What are Blood Substitutes?
Blood substitutes are substances that can mimic the function of blood in transporting oxygen, nutrients, and other essential substances throughout the body. Blood substitutes are typically classified into two types: oxygen-carrying and plasma substitutes.
Oxygen-carrying Blood Substitutes
Oxygen-carrying blood substitutes are designed to replace the function of red blood cells in carrying oxygen to tissues. These substitutes can be divided into two categories: hemoglobin-based and perfluorocarbon-based.
Hemoglobin-based substitutes use hemoglobin extracted from human or animal blood or recombinant DNA technology. Hemoglobin-based substitutes have been studied extensively and are available for clinical use in some countries. However, they have limitations such as short half-life, potential for oxidative damage, and possible side effects.

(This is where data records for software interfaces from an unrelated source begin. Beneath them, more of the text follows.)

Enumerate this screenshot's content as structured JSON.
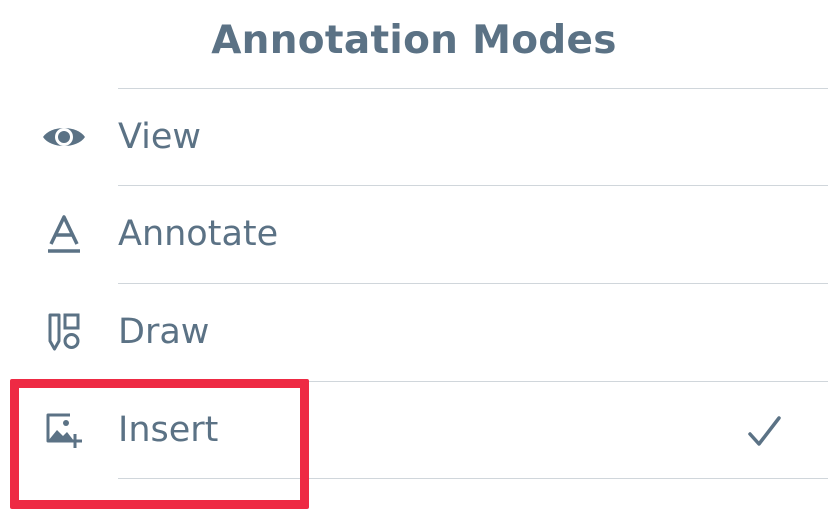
{
  "menu": {
    "title": "Annotation Modes",
    "items": [
      {
        "label": "View",
        "icon": "eye-icon",
        "selected": false
      },
      {
        "label": "Annotate",
        "icon": "text-underline-a-icon",
        "selected": false
      },
      {
        "label": "Draw",
        "icon": "draw-tools-icon",
        "selected": false
      },
      {
        "label": "Insert",
        "icon": "image-add-icon",
        "selected": true
      }
    ],
    "selected_indicator_icon": "checkmark-icon"
  },
  "colors": {
    "text": "#5b7285",
    "divider": "#d0d6db",
    "highlight_box": "#ee2a44",
    "background": "#ffffff"
  }
}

Perfluorocarbon-based substitutes, on the other hand, are synthetic compounds that can carry and deliver oxygen to tissues. They have the advantage of a longer half-life and do not have the potential for oxidative damage. However, perfluorocarbon-based substitutes have lower oxygen-carrying capacity than hemoglobin-based substitutes.
Plasma substitutes are used to replace the fluid portion of blood that is lost during bleeding. They are typically composed of electrolytes, glucose, and other nutrients. The most common type of plasma substitute is saline, which is a solution of sodium chloride in water. Other plasma substitutes include dextran, hydroxyethyl starch, and albumin.
Advantages and Disadvantages of Blood Substitutes
Blood substitutes have some advantages over blood transfusion. They do not require blood typing or cross-matching, reducing the risk of transfusion reactions. Blood substitutes can also be stored for long periods, making them readily available in emergency situations.
However, blood substitutes also have some disadvantages. They can cause side effects such as high blood pressure, allergic reactions, and impaired immune function. Blood substitutes are also expensive and not readily available in all countries.
Blood substitutes are a potential alternative to blood transfusion in situations where blood transfusion is not feasible. There are two main types of blood substitutes: oxygen-carrying and plasma substitutes. Oxygen-carrying blood substitutes can be hemoglobin-based or perfluorocarbon-based, while plasma substitutes are composed of electrolytes, glucose, and other nutrients. Blood substitutes have advantages such as not requiring blood typing or cross-matching and can be stored for long periods. However, they also have disadvantages such as potential side effects and high cost. Further research is needed to determine the safety and efficacy of blood substitutes in various clinical settings.